#### GIVEN RECORDS

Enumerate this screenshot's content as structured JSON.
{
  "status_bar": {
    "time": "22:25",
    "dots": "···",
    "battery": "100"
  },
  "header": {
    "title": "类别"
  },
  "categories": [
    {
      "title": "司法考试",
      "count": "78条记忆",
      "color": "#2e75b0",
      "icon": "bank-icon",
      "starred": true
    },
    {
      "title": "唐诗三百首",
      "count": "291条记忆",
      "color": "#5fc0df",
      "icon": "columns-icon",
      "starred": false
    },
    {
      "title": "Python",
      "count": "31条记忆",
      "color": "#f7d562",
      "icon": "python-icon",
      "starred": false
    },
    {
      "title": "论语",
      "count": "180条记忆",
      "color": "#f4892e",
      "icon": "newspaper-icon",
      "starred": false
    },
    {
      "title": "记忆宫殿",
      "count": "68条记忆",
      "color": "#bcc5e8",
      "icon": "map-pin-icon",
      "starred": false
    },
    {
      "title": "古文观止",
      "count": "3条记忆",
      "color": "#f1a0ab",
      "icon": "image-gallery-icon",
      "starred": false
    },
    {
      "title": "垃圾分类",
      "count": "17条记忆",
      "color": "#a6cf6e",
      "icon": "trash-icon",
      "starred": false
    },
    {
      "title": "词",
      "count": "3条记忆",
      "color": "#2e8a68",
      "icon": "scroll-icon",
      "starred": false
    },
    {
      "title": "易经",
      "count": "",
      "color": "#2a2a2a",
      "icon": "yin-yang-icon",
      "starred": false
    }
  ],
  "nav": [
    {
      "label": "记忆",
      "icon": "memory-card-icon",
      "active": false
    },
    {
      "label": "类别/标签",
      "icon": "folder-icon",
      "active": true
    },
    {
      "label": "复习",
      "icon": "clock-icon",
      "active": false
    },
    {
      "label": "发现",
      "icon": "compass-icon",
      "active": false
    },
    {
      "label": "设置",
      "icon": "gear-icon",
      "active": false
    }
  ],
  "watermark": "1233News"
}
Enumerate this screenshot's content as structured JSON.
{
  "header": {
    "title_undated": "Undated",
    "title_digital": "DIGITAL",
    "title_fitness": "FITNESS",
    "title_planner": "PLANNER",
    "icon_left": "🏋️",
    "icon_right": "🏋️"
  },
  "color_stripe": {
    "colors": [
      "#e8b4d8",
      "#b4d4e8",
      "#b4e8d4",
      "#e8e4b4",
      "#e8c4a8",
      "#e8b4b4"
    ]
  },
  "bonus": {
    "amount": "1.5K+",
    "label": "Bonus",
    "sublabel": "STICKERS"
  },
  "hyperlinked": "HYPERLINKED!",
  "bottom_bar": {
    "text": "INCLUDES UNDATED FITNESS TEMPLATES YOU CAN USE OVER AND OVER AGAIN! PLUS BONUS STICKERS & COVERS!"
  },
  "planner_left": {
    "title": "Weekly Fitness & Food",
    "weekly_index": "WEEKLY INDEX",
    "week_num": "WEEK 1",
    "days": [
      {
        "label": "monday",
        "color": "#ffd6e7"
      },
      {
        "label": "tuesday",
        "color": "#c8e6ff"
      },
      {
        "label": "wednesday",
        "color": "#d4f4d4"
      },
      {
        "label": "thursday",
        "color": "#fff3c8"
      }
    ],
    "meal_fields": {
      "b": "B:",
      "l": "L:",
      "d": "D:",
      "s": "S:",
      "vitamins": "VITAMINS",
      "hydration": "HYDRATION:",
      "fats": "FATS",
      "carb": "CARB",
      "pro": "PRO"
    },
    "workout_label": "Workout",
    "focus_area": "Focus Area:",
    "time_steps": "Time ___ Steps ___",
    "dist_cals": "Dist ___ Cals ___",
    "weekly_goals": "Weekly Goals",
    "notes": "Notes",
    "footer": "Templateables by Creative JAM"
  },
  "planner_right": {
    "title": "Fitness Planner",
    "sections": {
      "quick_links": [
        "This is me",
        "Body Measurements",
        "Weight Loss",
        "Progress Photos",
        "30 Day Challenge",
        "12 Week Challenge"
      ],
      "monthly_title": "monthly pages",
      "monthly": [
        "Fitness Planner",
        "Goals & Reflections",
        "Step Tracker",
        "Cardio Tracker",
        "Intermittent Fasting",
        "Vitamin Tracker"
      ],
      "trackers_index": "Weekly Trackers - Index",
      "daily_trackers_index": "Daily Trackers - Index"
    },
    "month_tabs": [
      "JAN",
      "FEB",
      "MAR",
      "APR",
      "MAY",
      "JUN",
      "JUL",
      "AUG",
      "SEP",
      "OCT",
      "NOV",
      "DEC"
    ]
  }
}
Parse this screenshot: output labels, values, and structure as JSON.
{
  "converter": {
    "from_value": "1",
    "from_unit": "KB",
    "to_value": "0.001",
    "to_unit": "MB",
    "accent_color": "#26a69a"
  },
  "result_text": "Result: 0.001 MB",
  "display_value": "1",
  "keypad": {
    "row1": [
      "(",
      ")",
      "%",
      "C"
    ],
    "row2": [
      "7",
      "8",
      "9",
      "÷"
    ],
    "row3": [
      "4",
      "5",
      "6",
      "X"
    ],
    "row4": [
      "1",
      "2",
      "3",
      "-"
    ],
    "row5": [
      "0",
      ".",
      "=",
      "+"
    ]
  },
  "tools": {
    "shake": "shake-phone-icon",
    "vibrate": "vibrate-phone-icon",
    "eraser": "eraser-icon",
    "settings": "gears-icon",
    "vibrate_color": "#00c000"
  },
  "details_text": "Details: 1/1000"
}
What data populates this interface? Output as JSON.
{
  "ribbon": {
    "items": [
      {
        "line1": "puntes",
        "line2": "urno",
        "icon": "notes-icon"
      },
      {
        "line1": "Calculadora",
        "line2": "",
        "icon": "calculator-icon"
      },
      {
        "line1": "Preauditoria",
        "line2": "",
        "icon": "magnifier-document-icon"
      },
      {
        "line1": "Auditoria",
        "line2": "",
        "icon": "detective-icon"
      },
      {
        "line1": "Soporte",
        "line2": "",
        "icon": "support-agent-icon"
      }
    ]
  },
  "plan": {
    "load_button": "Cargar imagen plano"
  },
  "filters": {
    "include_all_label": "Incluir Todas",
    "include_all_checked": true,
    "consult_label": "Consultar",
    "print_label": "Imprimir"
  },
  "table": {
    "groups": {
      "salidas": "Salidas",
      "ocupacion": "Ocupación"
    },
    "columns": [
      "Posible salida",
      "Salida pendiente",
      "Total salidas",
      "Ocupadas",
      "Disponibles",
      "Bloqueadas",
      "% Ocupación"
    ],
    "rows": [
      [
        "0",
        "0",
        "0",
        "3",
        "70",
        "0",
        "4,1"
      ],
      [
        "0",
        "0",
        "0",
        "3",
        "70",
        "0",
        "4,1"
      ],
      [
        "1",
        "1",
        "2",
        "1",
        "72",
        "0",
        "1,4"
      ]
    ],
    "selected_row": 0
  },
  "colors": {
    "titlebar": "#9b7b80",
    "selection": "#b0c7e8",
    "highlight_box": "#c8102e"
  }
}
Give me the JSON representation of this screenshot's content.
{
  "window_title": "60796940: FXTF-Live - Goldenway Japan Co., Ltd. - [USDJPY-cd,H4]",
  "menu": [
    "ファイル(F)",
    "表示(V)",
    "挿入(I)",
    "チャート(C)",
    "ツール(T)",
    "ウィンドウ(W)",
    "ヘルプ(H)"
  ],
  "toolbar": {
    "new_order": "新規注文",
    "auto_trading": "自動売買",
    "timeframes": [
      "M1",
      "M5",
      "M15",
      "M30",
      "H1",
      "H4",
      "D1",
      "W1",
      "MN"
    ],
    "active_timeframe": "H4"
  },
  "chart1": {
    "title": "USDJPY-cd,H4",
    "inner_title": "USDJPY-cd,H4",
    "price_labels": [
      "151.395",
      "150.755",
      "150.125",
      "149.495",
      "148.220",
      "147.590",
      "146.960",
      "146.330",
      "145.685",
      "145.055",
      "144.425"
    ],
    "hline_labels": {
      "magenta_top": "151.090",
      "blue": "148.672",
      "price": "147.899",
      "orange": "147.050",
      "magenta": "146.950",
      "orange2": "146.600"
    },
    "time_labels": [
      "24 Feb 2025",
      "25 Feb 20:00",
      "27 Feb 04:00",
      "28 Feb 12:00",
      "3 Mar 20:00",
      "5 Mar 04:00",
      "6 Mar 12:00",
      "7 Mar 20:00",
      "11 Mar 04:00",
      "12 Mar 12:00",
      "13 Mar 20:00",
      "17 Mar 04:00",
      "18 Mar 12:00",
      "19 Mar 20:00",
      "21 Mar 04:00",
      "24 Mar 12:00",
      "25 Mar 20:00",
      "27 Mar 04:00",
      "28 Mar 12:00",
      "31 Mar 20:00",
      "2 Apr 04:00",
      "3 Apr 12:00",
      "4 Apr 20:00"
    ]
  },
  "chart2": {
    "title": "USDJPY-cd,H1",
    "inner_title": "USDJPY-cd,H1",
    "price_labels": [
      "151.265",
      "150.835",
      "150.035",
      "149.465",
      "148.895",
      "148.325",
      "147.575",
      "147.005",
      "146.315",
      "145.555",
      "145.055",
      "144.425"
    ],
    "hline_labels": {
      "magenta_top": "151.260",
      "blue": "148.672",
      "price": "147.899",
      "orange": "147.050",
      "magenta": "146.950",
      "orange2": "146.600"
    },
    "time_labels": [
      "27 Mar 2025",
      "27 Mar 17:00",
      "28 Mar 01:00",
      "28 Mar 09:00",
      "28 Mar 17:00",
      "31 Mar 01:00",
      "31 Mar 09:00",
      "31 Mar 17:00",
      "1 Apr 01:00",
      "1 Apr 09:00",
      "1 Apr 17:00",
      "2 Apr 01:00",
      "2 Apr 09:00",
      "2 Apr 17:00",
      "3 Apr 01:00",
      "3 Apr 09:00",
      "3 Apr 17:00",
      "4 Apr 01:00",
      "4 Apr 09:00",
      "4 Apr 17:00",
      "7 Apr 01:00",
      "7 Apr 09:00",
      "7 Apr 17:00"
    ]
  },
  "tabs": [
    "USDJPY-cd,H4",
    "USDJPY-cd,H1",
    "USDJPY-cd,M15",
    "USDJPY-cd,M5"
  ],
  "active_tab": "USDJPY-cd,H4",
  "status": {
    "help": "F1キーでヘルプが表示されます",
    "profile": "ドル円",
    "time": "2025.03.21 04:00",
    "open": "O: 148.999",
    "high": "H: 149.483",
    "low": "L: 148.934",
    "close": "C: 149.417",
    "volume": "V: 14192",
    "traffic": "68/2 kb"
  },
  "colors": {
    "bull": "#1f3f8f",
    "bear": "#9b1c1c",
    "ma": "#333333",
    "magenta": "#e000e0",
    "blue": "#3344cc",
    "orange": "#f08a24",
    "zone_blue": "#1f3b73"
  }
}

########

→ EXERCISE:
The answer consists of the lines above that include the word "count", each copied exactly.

→ RESPONSE TO THIS EXERCISE:
      "count": "78条记忆",
      "count": "291条记忆",
      "count": "31条记忆",
      "count": "180条记忆",
      "count": "68条记忆",
      "count": "3条记忆",
      "count": "17条记忆",
      "count": "3条记忆",
      "count": "",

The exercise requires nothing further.